Livesey: feels Sport is singled out
Sport Newspapers is complaining of victimisation by the Advertising Standards Authority after the ASA referred the Daily Sport to the Office of Fair Trading for possible legal action.
Editor-in-chief Tony Livesey believes his newspaper is being singled out after it published an identical advertisement to one running in The People.
The ASA wants the OFT to consider legal action under the Misleading Advertisements Regulations 1988. It claims Sport Newspapers refused to sign an assurance it would comply with an adverse ASA ruling.
The ruling, in March, stated that a Daily Sport front page splash stating “DAILY Sport 10p Today” was misleading because it implied the newspaper was selling for 10p when the price was 40p and the 10p promotion applied only to a magazine offer.
The newspaper ran a similar promotion on 23 May which has prompted the ASA to go to the OFT.
The authority’s director of advertising practice, Roger Wisbey, said: “Publisher, advertisers and advertising agencies all have a responsibility to comply with the advertising industry’s own code of practice – the CAP Code.
Sport Newspapers have persisted in publishing misleading promotions and so the ASA has resorted to the selfregulatory system’s legal backstop.”
Livesey told Press Gazette he had given the ASA assurances and in order to comply with the ruling, his paper had run the promotion in May in an exactly similar format as that running in The People.
“The People have run it for a year,” Livesey told Press Gazette. “We copied it exactly, typeface, typesize, colours, everything and, lo and behold, the ASA have complained about us.”
He has written to the ASA suggesting that it must have had a long battle with The People. “If they haven’t, it’s victimisation and restriction of trade,” he stated.
“We had had a long debate with them and in the end I said ‘fair enough, we’ll drop the promotion’ and I said we wouldn’t run it in the format they objected to. When we saw The People running a similar promotion, we said we would copy that, but now we’re in the dock.”
Before the ASA’s ruling the Sport had run the promotion on and off for six months and solidly for four months on the front page, without one complaint from a reader, Livesey pointed out.
“I have told the ASA if they have a folder on The People as thick as they have on us, then I will accept that we are not being victimised.

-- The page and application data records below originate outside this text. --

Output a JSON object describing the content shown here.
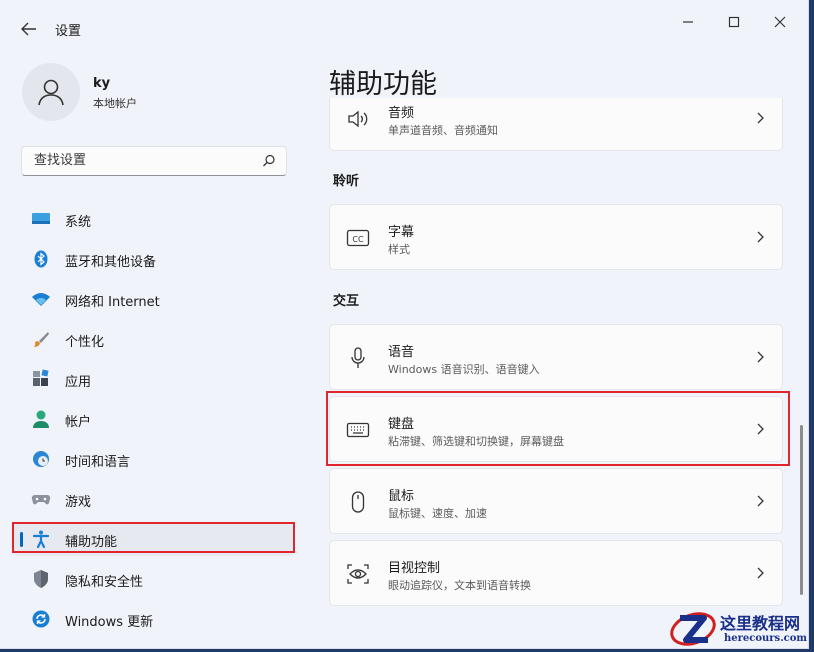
{
  "window": {
    "title": "设置"
  },
  "user": {
    "name": "ky",
    "account_type": "本地帐户"
  },
  "search": {
    "placeholder": "查找设置"
  },
  "sidebar": {
    "items": [
      {
        "label": "系统",
        "icon": "system-icon"
      },
      {
        "label": "蓝牙和其他设备",
        "icon": "bluetooth-icon"
      },
      {
        "label": "网络和 Internet",
        "icon": "wifi-icon"
      },
      {
        "label": "个性化",
        "icon": "brush-icon"
      },
      {
        "label": "应用",
        "icon": "apps-icon"
      },
      {
        "label": "帐户",
        "icon": "account-icon"
      },
      {
        "label": "时间和语言",
        "icon": "clock-globe-icon"
      },
      {
        "label": "游戏",
        "icon": "gamepad-icon"
      },
      {
        "label": "辅助功能",
        "icon": "accessibility-icon",
        "active": true
      },
      {
        "label": "隐私和安全性",
        "icon": "shield-icon"
      },
      {
        "label": "Windows 更新",
        "icon": "update-icon"
      }
    ]
  },
  "main": {
    "title": "辅助功能",
    "cards": {
      "audio": {
        "title": "音频",
        "subtitle": "单声道音频、音频通知"
      },
      "captions": {
        "title": "字幕",
        "subtitle": "样式"
      },
      "speech": {
        "title": "语音",
        "subtitle": "Windows 语音识别、语音键入"
      },
      "keyboard": {
        "title": "键盘",
        "subtitle": "粘滞键、筛选键和切换键，屏幕键盘"
      },
      "mouse": {
        "title": "鼠标",
        "subtitle": "鼠标键、速度、加速"
      },
      "eye": {
        "title": "目视控制",
        "subtitle": "眼动追踪仪，文本到语音转换"
      }
    },
    "sections": {
      "hearing": "聆听",
      "interaction": "交互"
    }
  },
  "watermark": {
    "cn": "这里教程网",
    "en": "herecours.com"
  },
  "colors": {
    "accent": "#0067c0",
    "highlight": "#e1252d"
  }
}
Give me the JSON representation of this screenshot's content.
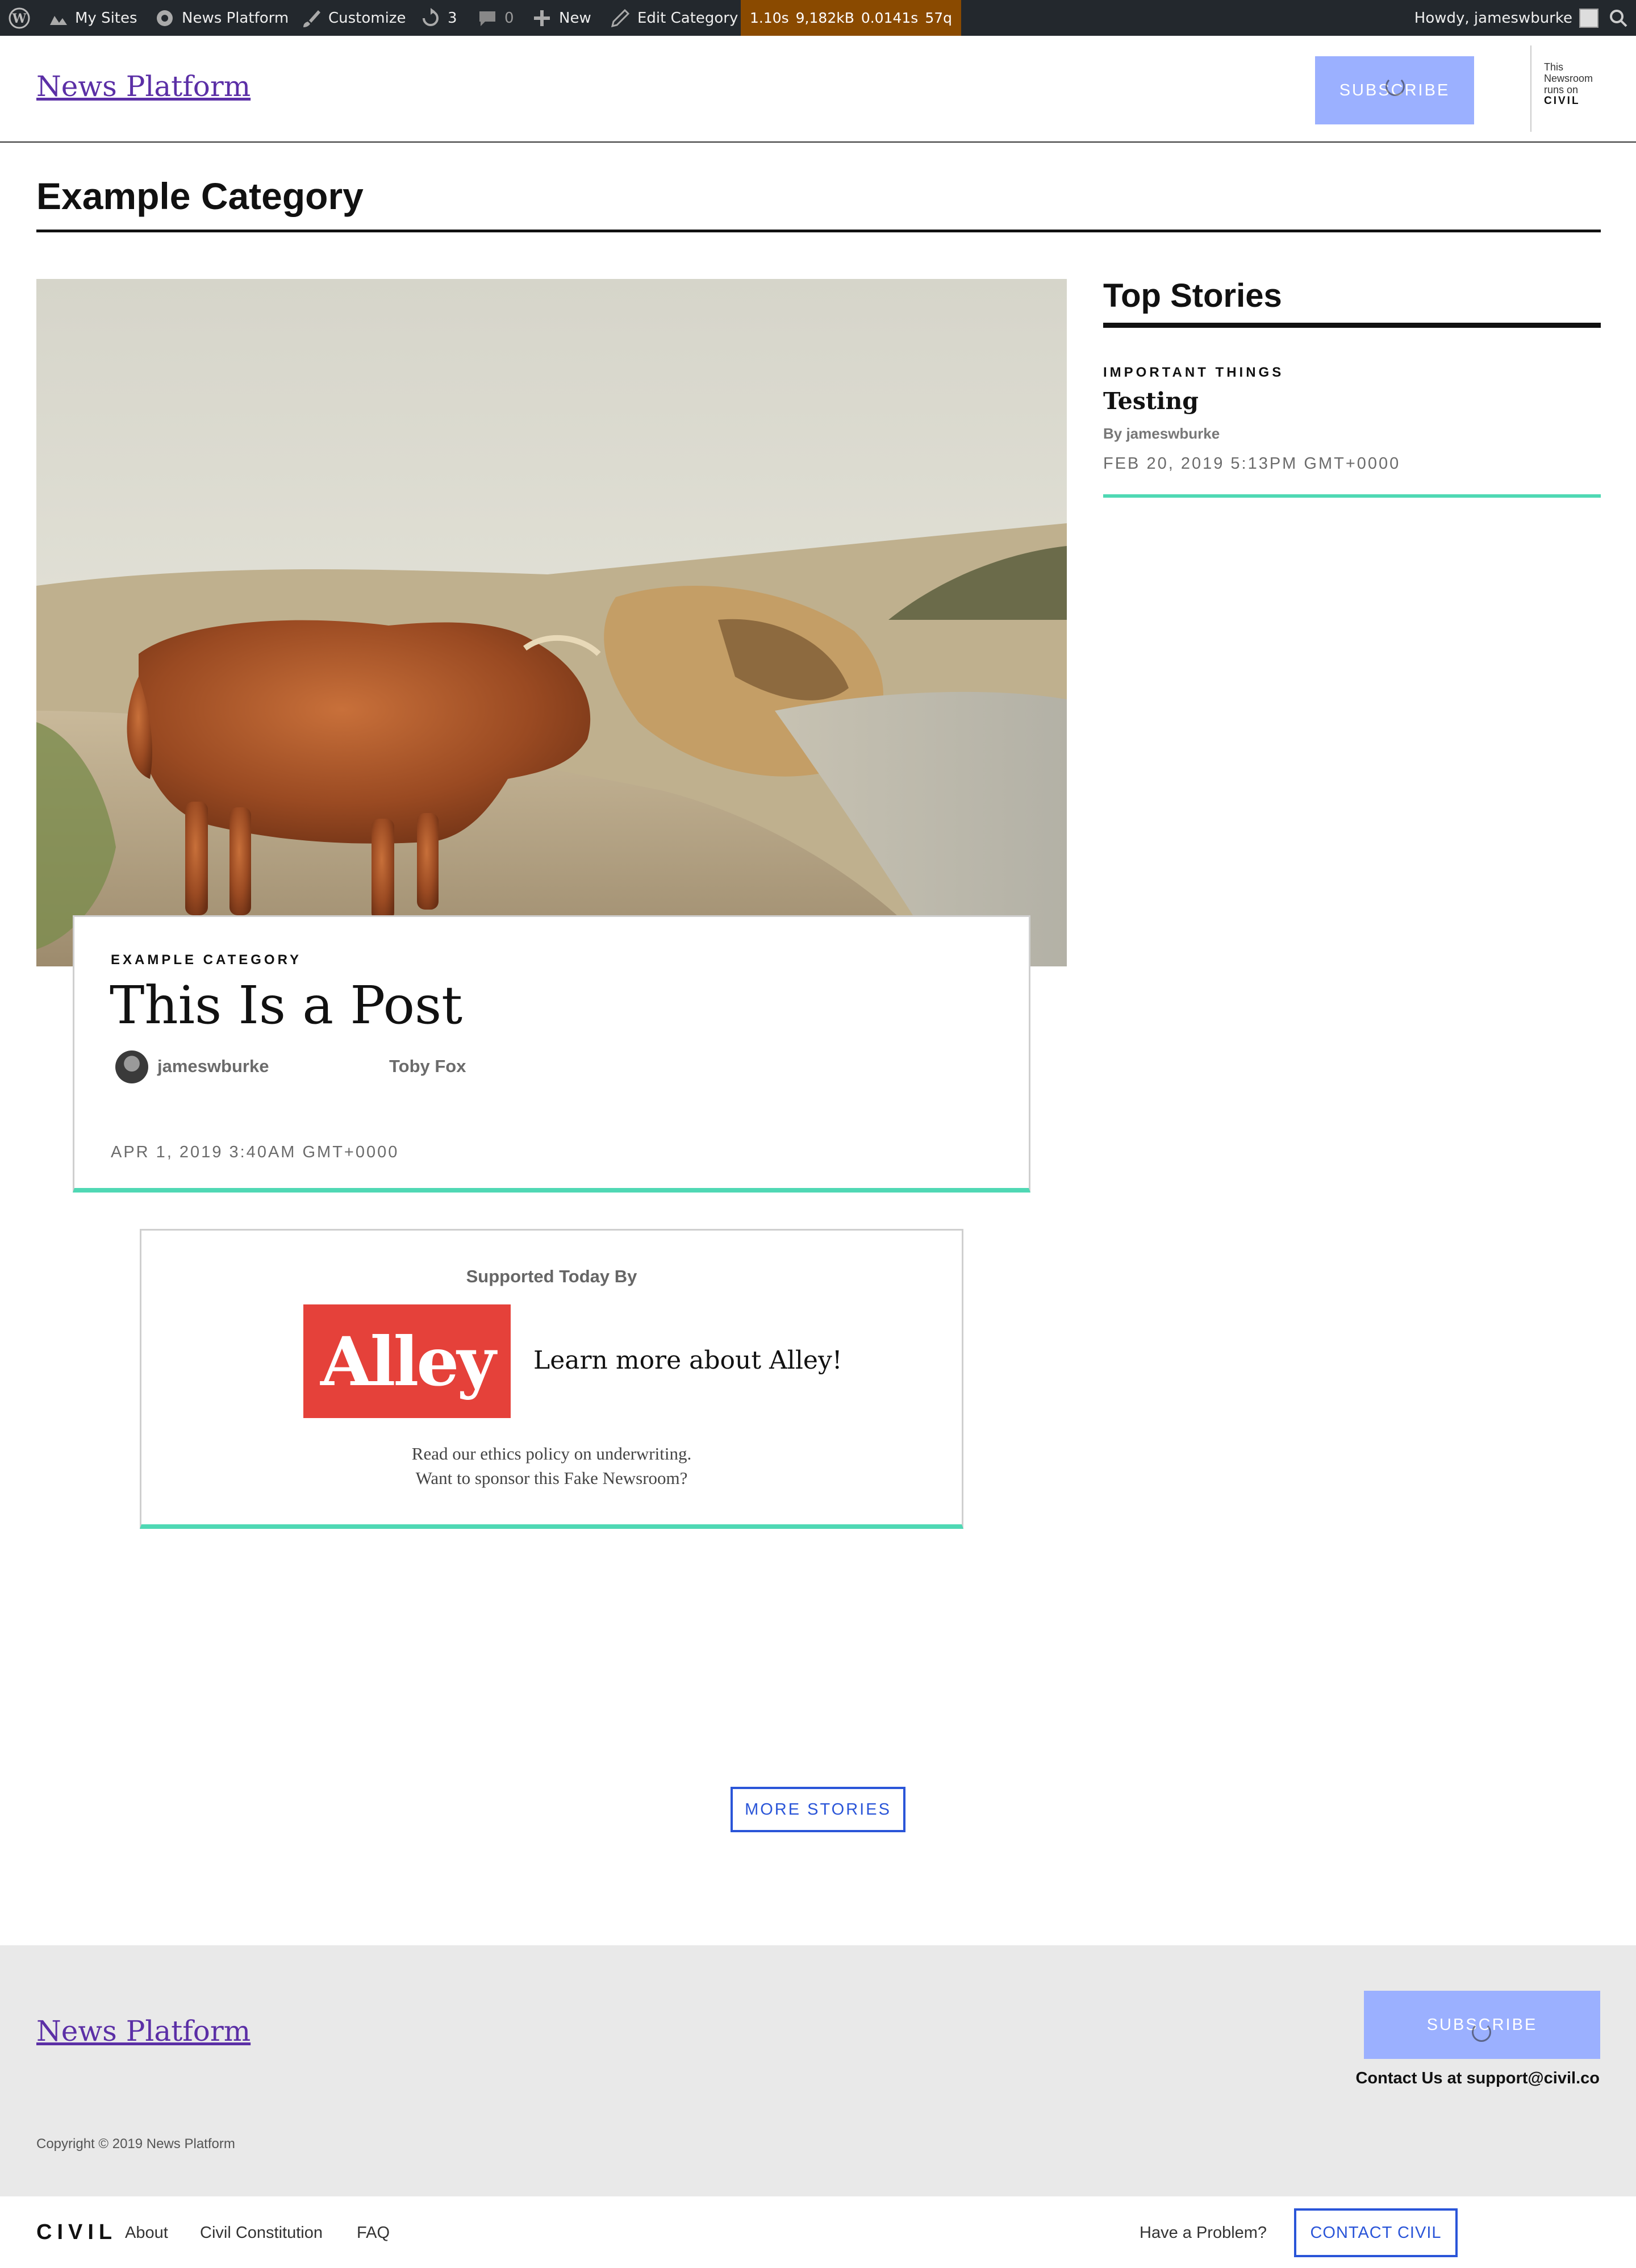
{
  "admin_bar": {
    "wp_logo_icon": "wordpress-icon",
    "my_sites": "My Sites",
    "site_name": "News Platform",
    "customize": "Customize",
    "updates_count": "3",
    "comments_count": "0",
    "new_label": "New",
    "edit_label": "Edit Category",
    "perf": {
      "time": "1.10s",
      "memory": "9,182kB",
      "query_time": "0.0141s",
      "queries": "57q"
    },
    "howdy": "Howdy, jameswburke"
  },
  "header": {
    "site_title": "News Platform",
    "subscribe": "SUBSCRIBE",
    "civil_runs": {
      "line1": "This",
      "line2": "Newsroom",
      "line3": "runs on",
      "brand": "CIVIL"
    }
  },
  "category": {
    "title": "Example Category"
  },
  "featured": {
    "kicker": "EXAMPLE CATEGORY",
    "title": "This Is a Post",
    "author": "jameswburke",
    "coauthor": "Toby Fox",
    "date": "APR 1, 2019 3:40AM GMT+0000"
  },
  "sponsor": {
    "label": "Supported Today By",
    "logo_text": "Alley",
    "cta": "Learn more about Alley!",
    "line1": "Read our ethics policy on underwriting.",
    "line2": "Want to sponsor this Fake Newsroom?"
  },
  "top_stories": {
    "title": "Top Stories",
    "items": [
      {
        "kicker": "IMPORTANT THINGS",
        "headline": "Testing",
        "byline": "By jameswburke",
        "date": "FEB 20, 2019 5:13PM GMT+0000"
      }
    ]
  },
  "more_stories": "MORE STORIES",
  "footer": {
    "site_title": "News Platform",
    "subscribe": "SUBSCRIBE",
    "contact": "Contact Us at support@civil.co",
    "copyright": "Copyright © 2019 News Platform"
  },
  "civil_bar": {
    "logo": "CIVIL",
    "links": [
      "About",
      "Civil Constitution",
      "FAQ"
    ],
    "problem": "Have a Problem?",
    "contact": "CONTACT CIVIL"
  },
  "colors": {
    "accent_teal": "#4fd8b4",
    "subscribe_blue": "#9bb0ff",
    "link_blue": "#2a55d8",
    "alley_red": "#e5413a",
    "admin_bar": "#23282d"
  }
}
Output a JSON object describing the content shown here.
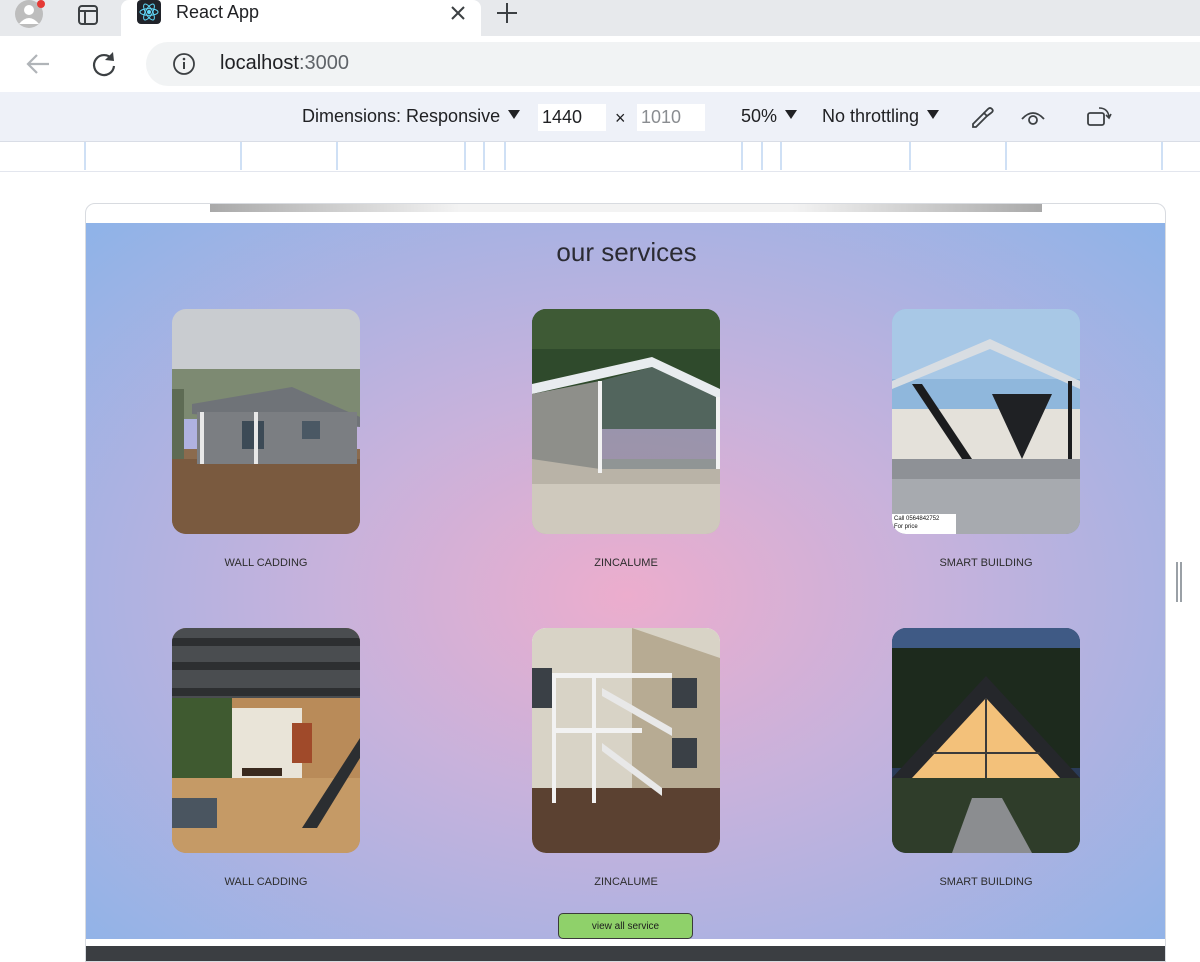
{
  "browser": {
    "tab_title": "React App",
    "url_host": "localhost",
    "url_port": ":3000"
  },
  "devtools": {
    "dimensions_label": "Dimensions: Responsive",
    "width_value": "1440",
    "height_placeholder": "1010",
    "times": "×",
    "zoom": "50%",
    "throttling": "No throttling"
  },
  "page": {
    "services_title": "our services",
    "cards": [
      {
        "label": "WALL CADDING",
        "image": "house-photo"
      },
      {
        "label": "ZINCALUME",
        "image": "carport-photo"
      },
      {
        "label": "SMART BUILDING",
        "image": "pergola-photo",
        "overlay_line1": "Call 0564842752",
        "overlay_line2": "For price"
      },
      {
        "label": "WALL CADDING",
        "image": "interior-photo"
      },
      {
        "label": "ZINCALUME",
        "image": "staircase-photo"
      },
      {
        "label": "SMART BUILDING",
        "image": "aframe-photo"
      }
    ],
    "view_all_label": "view all service"
  },
  "colors": {
    "button": "#8fd16a",
    "gradient_center": "#ecadcd",
    "gradient_edge": "#8eb3e8"
  }
}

But if, as I suspect, no one has said anything to The People, then I want to know why we are being singled out for this treatment.”
A spokeswoman for the ASA said: “The May promotion was different, but we felt it was similar enough to be counted alongside that first one.”
She said that the Sport had been asked to come for a meeting with the ASA but had refused. The ASA was aware The People was running a similar advertisement.
A spokeswoman for The People said the paper had heard nothing from the ASA.
By Jean Morgan